:: Dataset excerpts

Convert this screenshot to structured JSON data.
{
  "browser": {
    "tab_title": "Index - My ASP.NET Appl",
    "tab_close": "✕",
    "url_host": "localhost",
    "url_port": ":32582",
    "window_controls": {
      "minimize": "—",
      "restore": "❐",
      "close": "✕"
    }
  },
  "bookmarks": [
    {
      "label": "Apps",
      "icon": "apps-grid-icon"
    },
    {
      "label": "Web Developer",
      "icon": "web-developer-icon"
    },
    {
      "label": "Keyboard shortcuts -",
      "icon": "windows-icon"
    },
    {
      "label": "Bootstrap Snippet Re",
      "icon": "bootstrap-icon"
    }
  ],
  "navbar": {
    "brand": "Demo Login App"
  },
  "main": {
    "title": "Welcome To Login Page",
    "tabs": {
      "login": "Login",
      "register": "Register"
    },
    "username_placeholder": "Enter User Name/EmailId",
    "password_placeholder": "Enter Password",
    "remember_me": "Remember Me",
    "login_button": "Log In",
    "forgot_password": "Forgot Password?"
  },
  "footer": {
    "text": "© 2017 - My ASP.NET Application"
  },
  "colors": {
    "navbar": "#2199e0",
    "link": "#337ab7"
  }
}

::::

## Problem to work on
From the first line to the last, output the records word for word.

## Solution
Convert this screenshot to structured JSON data.
{
  "browser": {
    "tab_title": "Index - My ASP.NET Appl",
    "tab_close": "✕",
    "url_host": "localhost",
    "url_port": ":32582",
    "window_controls": {
      "minimize": "—",
      "restore": "❐",
      "close": "✕"
    }
  },
  "bookmarks": [
    {
      "label": "Apps",
      "icon": "apps-grid-icon"
    },
    {
      "label": "Web Developer",
      "icon": "web-developer-icon"
    },
    {
      "label": "Keyboard shortcuts -",
      "icon": "windows-icon"
    },
    {
      "label": "Bootstrap Snippet Re",
      "icon": "bootstrap-icon"
    }
  ],
  "navbar": {
    "brand": "Demo Login App"
  },
  "main": {
    "title": "Welcome To Login Page",
    "tabs": {
      "login": "Login",
      "register": "Register"
    },
    "username_placeholder": "Enter User Name/EmailId",
    "password_placeholder": "Enter Password",
    "remember_me": "Remember Me",
    "login_button": "Log In",
    "forgot_password": "Forgot Password?"
  },
  "footer": {
    "text": "© 2017 - My ASP.NET Application"
  },
  "colors": {
    "navbar": "#2199e0",
    "link": "#337ab7"
  }
}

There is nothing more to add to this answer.